Defendants have a right to counsel, but Tri-Cities struggles to hire enough lawyers
Providing legal counsel to criminal defendants and other low-income people facing court proceedings has always been a challenge in the Tri-Cities.
Heavy caseloads, low pay relative to private practice, the lack of a local law school and now Covid-19 has not made it easier.
But with 2022 now in full swing, the Offices of Public Defense for both Benton and Franklin counties are celebrating new hires.
Eric Hsu, manager of the Benton County OPD, welcomed a new intern in early January. Larry Zeigler, his Franklin County counterpart, brought a contract attorney onto staff at the same time – the first in what he hopes will be many new hires.
Recruiting takes luck
Hsu and Zeigler both used the same word to describe the circumstances that led attorneys to sign on to handle indigent defense and the various civil matters mandated by law: “Luck.”
Hsu said he’s struggled to recruit public defenders for the entirety of his 16 years in the position.
His office handles about 7,000 criminal cases as well as some civil ones each year and has a staff of five attorneys and about 40 attorneys working on contracts.
“We’ve always struggled with recruiting people to come to the area,” he said.
The Tri-Cities lacks the amenities and culture that woo the young idealists interested in representing the poor. The nearest law schools are in Seattle and Spokane – placing the community out of reach of internship programs.
His new intern is a young lawyer who is marrying into a Tri-City family.
“This one was a little bit of luck,” Hsu said.
Zeigler was even more prosaic. Since his office formed in 2016, it has relied on contract attorneys to carry out its work. It has about 20, some working for both Franklin and Benton counties.
Franklin County created its own Office of Public defense after a split with Benton County. The formerly joint operation ended when Benton County concluded it needed to attend to its own rising caseloads.
Zeigler, a retired felony defense lawyer, stepped in to create the office.
Initially, attorneys told him they preferred contracts over staff jobs. That’s changed, he observed. Public defense attorneys now ask about paid staff positions with salaries and benefits.
He credits the county commission for being sympathetic and providing what resources it could. His first hire is Sheri Oertel, one of the attorneys who worked under contract.
“She does a super job. I can’t say enough about her. I’m very lucky,” he said.
In Washington, counties provide public defenders to criminal defendants who can’t afford their own lawyers, as required by the Constitution. Defenders represent parents in custody cases and other civil matters. A new law assigns lawyers to juveniles who are arrested.
Threadbare legal deserts
The Washington State Office of Public Defense got a new director in early 2021 when former Thurston County public defender W. Larry Jefferson Jr. was appointed to the post. See related story on this page.

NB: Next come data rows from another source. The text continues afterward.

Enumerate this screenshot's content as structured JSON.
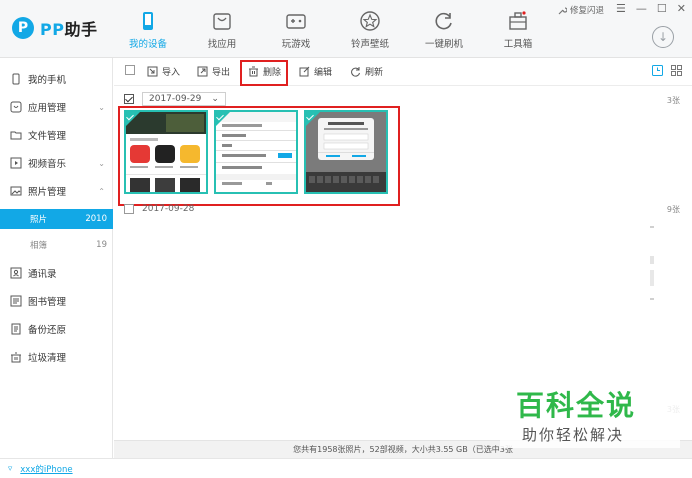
{
  "app": {
    "logo_badge": "P",
    "logo_brand": "PP",
    "logo_suffix": "助手"
  },
  "nav": [
    {
      "label": "我的设备",
      "icon": "phone-icon",
      "active": true
    },
    {
      "label": "找应用",
      "icon": "bag-icon",
      "active": false
    },
    {
      "label": "玩游戏",
      "icon": "gamepad-icon",
      "active": false
    },
    {
      "label": "铃声壁纸",
      "icon": "star-icon",
      "active": false
    },
    {
      "label": "一键刷机",
      "icon": "refresh-icon",
      "active": false
    },
    {
      "label": "工具箱",
      "icon": "toolbox-icon",
      "active": false
    }
  ],
  "titlebar": {
    "repair_label": "修复闪退",
    "menu_glyph": "☰",
    "minimize_glyph": "—",
    "maximize_glyph": "☐",
    "close_glyph": "✕",
    "download_glyph": "↓",
    "accent": "#12a8e6"
  },
  "sidebar": {
    "items": [
      {
        "label": "我的手机",
        "icon": "phone-outline-icon"
      },
      {
        "label": "应用管理",
        "icon": "app-icon",
        "chevron": "⌄"
      },
      {
        "label": "文件管理",
        "icon": "folder-icon"
      },
      {
        "label": "视频音乐",
        "icon": "play-icon",
        "chevron": "⌄"
      },
      {
        "label": "照片管理",
        "icon": "image-icon",
        "chevron": "⌃"
      },
      {
        "label": "通讯录",
        "icon": "contacts-icon"
      },
      {
        "label": "图书管理",
        "icon": "book-icon"
      },
      {
        "label": "备份还原",
        "icon": "backup-icon"
      },
      {
        "label": "垃圾清理",
        "icon": "trash-bin-icon"
      }
    ],
    "sub_items": [
      {
        "label": "照片",
        "count": "2010",
        "active": true
      },
      {
        "label": "相簿",
        "count": "19",
        "active": false
      }
    ]
  },
  "toolbar": {
    "import_label": "导入",
    "export_label": "导出",
    "delete_label": "删除",
    "edit_label": "编辑",
    "refresh_label": "刷新"
  },
  "groups": [
    {
      "date": "2017-09-29",
      "count": "3张",
      "caret": "⌄"
    },
    {
      "date": "2017-09-28",
      "count": "9张"
    }
  ],
  "third_count": "3张",
  "photos": [
    {
      "title": "Game thumbnail collage",
      "kind": "appstore"
    },
    {
      "title": "Settings form",
      "kind": "form"
    },
    {
      "title": "Keyboard dialog",
      "kind": "dialog"
    }
  ],
  "statusbar": {
    "text": "您共有1958张照片，52部视频，大小共3.55 GB（已选中3张"
  },
  "bottom": {
    "device_name": "xxx的iPhone",
    "wifi_glyph": "▿"
  },
  "watermark": {
    "title": "百科全说",
    "subtitle": "助你轻松解决",
    "color": "#2fb84a"
  }
}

The American Bar Association in a 2020 report noted that unlike urban areas, rural ones are often “legal deserts,” with insufficient numbers of attorneys to represent people in all manner of cases, both civil and criminal.
Hsu and Zeigler agree it is a challenge to secure people to serve as defenders, though they describe the underlying causes differently.
For Hsu, the lack of a nearby law schools is the top challenge. Students seek out internships in the cities where they live and often choose to live there as well. Washington has three law schools – the University of Washington, Seattle University and Gonzaga University.
“It’s so much harder for us. We don’t have the money to pay them. The best way is to be close to the law school. That’s one strike against us,” he said.
Culture is another obstacle.
“For those of us who aren’t in our 20s or 30s may not realize, there is absolutely nothing to do here in terms of night life and variety of restaurants and the things people who are younger or with young families,” he said. “We don’t have an aquatics center. We don’t have a children’s museum.”
The government must compete with the private sector on salaries. Like Zeigler, he said his county commission is sympathetic and helped boost salaries. His defenders are paid on the same schedule as attorneys in the prosecutor’s office.
The Covid-19 pandemic has been a challenge too. Court proceedings halted for a year, leading to frustrated defendants and depriving defenders of the courtroom experience they need to work in the profession.
Hsu said defendants charged with serious crimes may have to wait in jail. The consequences of acting out against judges, corrections staff and prosecutors are steep. Some do anyway. More commonly, they vent on their advocates.
“They take it out on their attorneys. They file complaints against them. They yell and scream at them,”” Hsu said.
Burnout is real. Benton County lost two attorneys who were eligible to handle the most difficult cases – major felonies. That put the onus on the six who remained, he said.
“It’s been this downward spiral,” he said.
Zeigler said ever tightening rules designed to ensure defendants have capable attorneys is a deterrent to would-be public defenders.
“The Supreme Court has loaded up the rules of criminal procedure and it’s much easier to make mistakes,” he said.
“I have talked to Olympia until I’m blue in the face,” Zeigler said. “When I started in this business, if a defendant wanted to plead guilty, it was two pages. Now it’s 13-going-on 14 pages. Every one of those pages, there’s a landmine in it somewhere.”